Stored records

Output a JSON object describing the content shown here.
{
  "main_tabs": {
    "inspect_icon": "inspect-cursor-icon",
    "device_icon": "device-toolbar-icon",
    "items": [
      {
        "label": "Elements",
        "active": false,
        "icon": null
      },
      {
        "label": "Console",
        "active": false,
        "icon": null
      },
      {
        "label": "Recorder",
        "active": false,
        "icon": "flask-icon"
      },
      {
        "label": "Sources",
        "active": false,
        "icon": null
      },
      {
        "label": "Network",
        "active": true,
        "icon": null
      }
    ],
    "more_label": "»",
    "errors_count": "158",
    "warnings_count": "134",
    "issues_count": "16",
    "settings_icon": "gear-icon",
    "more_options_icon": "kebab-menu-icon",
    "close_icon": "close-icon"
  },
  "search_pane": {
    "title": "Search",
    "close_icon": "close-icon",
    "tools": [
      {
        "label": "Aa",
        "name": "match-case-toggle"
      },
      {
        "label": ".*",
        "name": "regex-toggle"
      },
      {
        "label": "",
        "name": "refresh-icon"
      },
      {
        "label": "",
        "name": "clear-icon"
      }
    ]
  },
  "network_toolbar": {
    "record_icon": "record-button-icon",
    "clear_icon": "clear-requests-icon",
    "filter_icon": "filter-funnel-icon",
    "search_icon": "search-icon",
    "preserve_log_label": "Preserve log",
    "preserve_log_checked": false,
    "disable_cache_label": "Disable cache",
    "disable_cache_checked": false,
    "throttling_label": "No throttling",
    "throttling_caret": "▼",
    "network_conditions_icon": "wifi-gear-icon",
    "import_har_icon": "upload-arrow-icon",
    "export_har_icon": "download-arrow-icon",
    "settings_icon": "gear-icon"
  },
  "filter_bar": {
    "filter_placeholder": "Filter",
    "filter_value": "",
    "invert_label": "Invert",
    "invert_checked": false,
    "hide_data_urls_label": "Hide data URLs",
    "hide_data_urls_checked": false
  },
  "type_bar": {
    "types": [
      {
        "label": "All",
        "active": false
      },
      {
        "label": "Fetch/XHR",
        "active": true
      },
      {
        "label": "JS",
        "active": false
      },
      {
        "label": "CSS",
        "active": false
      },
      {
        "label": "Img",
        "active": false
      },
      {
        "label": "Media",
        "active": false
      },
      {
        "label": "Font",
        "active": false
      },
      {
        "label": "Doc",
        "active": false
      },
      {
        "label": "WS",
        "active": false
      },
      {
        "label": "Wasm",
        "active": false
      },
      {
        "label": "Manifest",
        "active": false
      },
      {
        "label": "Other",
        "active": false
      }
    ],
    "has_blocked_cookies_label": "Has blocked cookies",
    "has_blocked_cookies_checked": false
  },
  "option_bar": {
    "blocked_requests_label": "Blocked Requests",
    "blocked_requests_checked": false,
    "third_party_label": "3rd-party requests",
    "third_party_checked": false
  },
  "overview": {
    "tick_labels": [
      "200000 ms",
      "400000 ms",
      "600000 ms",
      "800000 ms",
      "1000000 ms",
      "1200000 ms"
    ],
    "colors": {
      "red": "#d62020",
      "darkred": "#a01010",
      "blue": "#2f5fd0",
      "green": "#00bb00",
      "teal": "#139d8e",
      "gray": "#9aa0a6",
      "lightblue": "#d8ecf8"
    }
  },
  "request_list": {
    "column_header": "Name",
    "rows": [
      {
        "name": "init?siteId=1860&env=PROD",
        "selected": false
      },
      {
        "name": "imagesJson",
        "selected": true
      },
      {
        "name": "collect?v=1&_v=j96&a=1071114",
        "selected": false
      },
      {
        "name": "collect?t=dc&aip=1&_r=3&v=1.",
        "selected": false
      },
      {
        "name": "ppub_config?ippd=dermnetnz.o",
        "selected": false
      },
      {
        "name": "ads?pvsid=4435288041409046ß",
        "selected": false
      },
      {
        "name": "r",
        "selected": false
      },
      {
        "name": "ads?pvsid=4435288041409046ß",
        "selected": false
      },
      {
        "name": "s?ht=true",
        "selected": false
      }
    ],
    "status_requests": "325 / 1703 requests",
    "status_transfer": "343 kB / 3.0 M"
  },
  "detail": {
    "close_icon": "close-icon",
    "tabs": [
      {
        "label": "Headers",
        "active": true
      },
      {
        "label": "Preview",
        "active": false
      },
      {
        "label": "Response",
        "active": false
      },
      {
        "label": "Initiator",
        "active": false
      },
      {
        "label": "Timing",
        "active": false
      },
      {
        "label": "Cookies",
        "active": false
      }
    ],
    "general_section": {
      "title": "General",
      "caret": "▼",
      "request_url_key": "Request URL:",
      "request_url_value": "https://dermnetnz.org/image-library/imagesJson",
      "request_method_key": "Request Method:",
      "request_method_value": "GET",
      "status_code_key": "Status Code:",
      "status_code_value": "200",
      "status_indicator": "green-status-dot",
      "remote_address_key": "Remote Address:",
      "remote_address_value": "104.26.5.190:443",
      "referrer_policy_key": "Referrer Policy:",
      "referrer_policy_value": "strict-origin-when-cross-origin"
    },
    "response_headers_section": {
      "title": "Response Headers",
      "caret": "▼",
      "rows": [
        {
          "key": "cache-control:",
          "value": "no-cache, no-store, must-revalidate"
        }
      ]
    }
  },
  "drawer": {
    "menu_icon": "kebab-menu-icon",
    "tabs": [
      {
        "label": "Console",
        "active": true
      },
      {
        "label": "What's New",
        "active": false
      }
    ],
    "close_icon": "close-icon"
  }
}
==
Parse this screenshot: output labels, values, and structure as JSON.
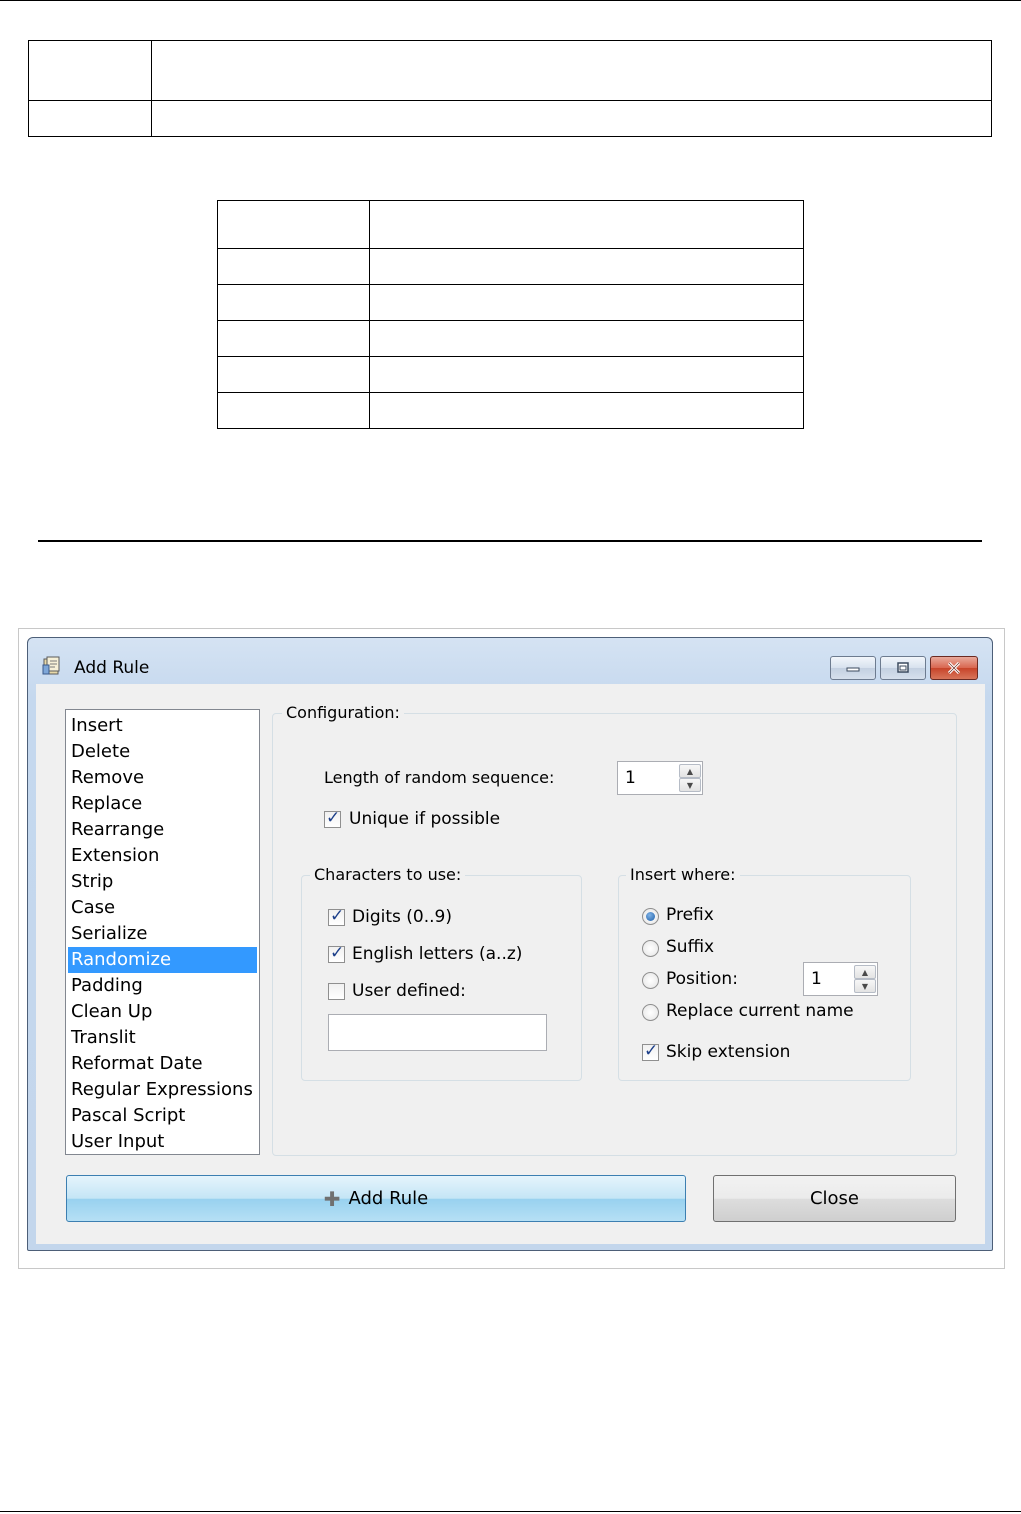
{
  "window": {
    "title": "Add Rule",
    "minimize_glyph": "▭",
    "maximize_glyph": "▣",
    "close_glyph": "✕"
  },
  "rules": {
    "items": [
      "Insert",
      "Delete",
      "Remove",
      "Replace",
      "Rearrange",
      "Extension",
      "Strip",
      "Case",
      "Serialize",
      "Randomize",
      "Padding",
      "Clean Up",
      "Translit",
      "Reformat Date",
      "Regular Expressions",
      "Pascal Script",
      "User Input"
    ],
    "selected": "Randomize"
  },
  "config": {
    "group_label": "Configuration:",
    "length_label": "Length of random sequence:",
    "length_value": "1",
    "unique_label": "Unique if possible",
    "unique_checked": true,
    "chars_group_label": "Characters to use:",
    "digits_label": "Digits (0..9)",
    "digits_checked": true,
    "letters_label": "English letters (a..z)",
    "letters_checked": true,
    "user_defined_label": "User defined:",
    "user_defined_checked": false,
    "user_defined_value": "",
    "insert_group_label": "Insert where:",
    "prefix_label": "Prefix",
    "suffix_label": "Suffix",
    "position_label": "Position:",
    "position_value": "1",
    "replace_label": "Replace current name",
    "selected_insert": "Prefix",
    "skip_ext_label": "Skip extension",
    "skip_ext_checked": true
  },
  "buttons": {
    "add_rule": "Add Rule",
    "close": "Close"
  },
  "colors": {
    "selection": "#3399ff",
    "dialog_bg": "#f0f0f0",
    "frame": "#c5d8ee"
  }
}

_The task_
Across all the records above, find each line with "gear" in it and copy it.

_Answer section_
    "settings_icon": "gear-icon",
    "network_conditions_icon": "wifi-gear-icon",
    "settings_icon": "gear-icon"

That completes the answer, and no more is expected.